Page and application data records

┄┄┄┄┄┄┄┄┄┄┄┄┄┄┄┄┄┄┄┄

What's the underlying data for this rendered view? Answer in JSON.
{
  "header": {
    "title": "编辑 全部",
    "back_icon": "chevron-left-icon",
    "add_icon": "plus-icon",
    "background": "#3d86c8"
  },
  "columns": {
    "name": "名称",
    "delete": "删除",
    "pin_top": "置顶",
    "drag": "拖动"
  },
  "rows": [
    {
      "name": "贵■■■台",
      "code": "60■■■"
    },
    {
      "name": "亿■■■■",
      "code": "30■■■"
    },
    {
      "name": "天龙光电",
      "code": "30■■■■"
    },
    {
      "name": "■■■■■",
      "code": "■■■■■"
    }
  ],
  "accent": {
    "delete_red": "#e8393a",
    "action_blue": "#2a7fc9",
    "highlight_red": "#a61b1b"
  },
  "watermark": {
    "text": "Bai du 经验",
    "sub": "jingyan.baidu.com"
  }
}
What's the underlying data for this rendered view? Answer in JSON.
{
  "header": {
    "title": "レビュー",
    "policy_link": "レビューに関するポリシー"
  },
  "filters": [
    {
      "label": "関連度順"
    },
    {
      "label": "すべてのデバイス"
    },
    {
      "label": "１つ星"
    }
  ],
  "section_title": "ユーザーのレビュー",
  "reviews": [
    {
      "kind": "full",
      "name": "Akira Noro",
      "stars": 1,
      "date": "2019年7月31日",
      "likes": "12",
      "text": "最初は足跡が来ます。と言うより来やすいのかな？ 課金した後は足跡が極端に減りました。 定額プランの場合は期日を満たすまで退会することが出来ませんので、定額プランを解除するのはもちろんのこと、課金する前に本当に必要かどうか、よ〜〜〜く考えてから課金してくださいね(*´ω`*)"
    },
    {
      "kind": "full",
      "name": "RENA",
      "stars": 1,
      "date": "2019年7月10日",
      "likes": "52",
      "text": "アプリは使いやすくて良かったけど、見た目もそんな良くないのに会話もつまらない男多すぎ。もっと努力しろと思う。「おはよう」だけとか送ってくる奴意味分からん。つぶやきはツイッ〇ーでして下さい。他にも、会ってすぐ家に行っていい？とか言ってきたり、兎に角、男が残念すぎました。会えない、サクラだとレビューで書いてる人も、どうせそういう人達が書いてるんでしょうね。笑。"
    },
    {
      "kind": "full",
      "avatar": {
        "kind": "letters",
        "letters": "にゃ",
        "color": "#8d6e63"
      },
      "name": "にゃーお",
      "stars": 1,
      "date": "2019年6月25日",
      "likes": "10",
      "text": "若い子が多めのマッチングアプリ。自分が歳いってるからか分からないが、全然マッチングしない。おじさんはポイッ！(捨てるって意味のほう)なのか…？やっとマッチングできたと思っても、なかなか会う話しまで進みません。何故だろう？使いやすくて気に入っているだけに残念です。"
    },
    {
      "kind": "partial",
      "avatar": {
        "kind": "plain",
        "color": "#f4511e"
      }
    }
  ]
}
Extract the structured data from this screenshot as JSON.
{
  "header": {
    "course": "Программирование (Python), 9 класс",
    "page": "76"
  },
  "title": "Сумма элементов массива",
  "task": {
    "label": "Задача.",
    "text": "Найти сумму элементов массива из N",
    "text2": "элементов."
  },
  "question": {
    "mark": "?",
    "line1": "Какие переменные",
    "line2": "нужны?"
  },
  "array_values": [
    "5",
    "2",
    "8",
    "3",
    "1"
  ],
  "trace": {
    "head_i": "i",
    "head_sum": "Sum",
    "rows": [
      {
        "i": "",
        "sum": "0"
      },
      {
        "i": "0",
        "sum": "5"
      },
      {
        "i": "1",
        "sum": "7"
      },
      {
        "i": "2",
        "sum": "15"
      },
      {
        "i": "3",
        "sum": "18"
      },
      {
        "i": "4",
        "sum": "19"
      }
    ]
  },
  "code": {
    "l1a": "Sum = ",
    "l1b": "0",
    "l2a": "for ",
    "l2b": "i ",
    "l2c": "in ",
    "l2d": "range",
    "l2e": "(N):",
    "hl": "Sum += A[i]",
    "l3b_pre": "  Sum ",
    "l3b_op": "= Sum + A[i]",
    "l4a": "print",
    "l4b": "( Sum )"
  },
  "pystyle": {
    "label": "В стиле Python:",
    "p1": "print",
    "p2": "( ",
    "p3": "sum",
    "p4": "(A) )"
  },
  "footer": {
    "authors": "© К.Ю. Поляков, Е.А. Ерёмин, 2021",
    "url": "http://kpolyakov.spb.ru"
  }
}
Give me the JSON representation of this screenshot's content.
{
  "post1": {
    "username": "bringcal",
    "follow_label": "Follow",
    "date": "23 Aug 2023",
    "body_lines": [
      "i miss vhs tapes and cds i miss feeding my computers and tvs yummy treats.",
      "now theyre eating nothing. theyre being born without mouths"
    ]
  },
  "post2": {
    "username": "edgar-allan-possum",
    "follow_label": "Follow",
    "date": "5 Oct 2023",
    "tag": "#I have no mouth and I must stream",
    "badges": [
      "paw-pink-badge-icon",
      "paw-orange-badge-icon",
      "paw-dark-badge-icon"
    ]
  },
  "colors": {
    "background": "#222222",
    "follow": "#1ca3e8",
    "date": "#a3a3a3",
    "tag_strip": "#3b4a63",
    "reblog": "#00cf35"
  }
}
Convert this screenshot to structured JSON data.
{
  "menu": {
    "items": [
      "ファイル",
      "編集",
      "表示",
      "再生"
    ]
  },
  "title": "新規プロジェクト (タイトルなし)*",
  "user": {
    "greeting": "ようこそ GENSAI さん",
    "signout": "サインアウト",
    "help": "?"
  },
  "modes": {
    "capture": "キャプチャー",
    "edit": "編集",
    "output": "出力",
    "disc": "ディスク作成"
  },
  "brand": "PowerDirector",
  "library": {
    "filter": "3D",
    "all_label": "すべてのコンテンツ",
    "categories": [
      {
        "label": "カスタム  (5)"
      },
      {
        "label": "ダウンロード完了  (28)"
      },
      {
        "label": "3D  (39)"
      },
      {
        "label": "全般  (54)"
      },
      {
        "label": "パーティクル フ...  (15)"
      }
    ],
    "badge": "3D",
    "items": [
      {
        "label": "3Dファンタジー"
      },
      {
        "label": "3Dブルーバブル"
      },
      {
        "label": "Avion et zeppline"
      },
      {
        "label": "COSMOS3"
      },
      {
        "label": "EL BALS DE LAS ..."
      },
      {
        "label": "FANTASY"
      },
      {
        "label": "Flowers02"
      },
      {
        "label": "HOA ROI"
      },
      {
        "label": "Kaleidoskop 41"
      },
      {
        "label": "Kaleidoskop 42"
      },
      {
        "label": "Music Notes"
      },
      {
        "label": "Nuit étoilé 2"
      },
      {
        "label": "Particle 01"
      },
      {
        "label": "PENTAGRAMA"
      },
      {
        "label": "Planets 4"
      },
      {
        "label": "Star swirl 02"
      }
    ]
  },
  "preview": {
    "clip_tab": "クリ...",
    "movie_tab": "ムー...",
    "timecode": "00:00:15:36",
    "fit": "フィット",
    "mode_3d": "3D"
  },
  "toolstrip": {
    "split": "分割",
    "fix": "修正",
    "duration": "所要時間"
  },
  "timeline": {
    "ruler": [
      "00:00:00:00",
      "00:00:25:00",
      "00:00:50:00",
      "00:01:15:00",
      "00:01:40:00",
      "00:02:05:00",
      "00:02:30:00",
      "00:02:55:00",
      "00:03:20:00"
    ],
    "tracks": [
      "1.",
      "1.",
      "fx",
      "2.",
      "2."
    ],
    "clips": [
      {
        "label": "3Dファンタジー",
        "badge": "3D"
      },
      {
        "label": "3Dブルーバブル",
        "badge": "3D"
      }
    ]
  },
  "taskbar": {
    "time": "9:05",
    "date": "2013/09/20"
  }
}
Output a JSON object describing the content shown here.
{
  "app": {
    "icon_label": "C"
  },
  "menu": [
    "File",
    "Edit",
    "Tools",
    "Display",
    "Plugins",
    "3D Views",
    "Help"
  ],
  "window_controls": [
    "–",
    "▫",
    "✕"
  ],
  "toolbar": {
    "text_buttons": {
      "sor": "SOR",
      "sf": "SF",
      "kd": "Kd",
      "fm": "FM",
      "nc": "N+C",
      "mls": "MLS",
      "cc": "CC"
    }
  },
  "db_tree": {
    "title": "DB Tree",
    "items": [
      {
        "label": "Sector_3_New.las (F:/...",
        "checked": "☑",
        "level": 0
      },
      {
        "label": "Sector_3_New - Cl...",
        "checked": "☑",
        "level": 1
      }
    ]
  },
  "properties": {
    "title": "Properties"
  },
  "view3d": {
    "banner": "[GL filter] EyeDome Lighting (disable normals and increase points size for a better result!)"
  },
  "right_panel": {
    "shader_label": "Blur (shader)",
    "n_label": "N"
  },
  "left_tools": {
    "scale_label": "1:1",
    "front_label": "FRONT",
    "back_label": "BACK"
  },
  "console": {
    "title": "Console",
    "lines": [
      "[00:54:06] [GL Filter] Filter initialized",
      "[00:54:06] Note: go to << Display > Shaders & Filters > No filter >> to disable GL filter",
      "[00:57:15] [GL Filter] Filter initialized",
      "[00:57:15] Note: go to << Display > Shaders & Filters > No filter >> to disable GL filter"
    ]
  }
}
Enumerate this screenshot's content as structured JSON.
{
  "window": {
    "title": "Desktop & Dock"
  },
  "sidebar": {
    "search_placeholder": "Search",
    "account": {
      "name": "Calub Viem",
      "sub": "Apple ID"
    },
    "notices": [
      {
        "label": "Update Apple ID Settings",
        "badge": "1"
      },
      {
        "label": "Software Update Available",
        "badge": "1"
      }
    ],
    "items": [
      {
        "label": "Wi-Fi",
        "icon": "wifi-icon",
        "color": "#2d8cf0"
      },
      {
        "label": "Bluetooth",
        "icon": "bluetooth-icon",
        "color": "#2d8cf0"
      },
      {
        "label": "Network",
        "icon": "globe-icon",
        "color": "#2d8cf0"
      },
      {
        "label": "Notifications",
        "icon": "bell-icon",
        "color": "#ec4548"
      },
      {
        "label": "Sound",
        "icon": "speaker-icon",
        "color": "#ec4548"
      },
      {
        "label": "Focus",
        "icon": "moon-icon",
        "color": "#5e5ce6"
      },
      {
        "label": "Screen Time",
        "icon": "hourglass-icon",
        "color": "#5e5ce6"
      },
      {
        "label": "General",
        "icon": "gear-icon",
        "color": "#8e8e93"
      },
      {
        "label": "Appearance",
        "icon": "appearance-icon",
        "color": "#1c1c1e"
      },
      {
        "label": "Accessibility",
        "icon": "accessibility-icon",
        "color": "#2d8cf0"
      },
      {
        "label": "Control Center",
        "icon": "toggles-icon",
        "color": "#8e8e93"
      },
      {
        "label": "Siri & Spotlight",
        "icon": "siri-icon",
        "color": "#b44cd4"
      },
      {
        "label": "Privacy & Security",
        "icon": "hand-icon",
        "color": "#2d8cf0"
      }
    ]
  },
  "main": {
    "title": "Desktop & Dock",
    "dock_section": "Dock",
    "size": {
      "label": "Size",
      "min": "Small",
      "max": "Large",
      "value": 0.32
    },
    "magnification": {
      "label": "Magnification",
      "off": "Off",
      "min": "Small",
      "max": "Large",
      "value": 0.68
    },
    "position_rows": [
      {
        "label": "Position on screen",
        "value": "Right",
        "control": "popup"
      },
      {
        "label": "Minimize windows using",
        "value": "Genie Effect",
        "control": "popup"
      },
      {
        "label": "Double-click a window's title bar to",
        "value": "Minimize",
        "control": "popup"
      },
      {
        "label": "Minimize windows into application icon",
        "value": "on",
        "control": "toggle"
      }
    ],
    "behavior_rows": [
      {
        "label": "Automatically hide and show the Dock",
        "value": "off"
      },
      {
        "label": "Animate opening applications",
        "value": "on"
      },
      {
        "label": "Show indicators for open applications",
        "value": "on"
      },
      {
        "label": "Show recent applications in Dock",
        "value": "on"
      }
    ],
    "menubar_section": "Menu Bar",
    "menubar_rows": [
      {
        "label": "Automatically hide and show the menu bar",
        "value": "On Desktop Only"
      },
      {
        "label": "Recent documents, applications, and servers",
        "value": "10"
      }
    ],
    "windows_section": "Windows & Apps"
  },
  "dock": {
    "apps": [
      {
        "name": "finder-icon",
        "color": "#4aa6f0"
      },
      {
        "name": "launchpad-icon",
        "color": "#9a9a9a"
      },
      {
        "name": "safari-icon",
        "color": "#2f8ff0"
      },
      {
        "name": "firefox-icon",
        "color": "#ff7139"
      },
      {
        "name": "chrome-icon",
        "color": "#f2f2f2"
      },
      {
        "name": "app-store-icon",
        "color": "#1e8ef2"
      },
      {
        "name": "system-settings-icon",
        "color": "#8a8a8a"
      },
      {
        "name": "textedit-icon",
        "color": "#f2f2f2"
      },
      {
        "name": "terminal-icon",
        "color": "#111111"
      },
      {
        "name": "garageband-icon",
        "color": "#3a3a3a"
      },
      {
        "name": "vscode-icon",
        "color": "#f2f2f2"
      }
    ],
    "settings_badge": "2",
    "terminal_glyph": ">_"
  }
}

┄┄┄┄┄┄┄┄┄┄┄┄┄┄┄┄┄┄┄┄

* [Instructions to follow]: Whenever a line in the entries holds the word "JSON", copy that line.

* [Reply]:
What's the underlying data for this rendered view? Answer in JSON.
What's the underlying data for this rendered view? Answer in JSON.
Extract the structured data from this screenshot as JSON.
Give me the JSON representation of this screenshot's content.
Convert this screenshot to structured JSON data.
Output a JSON object describing the content shown here.
Enumerate this screenshot's content as structured JSON.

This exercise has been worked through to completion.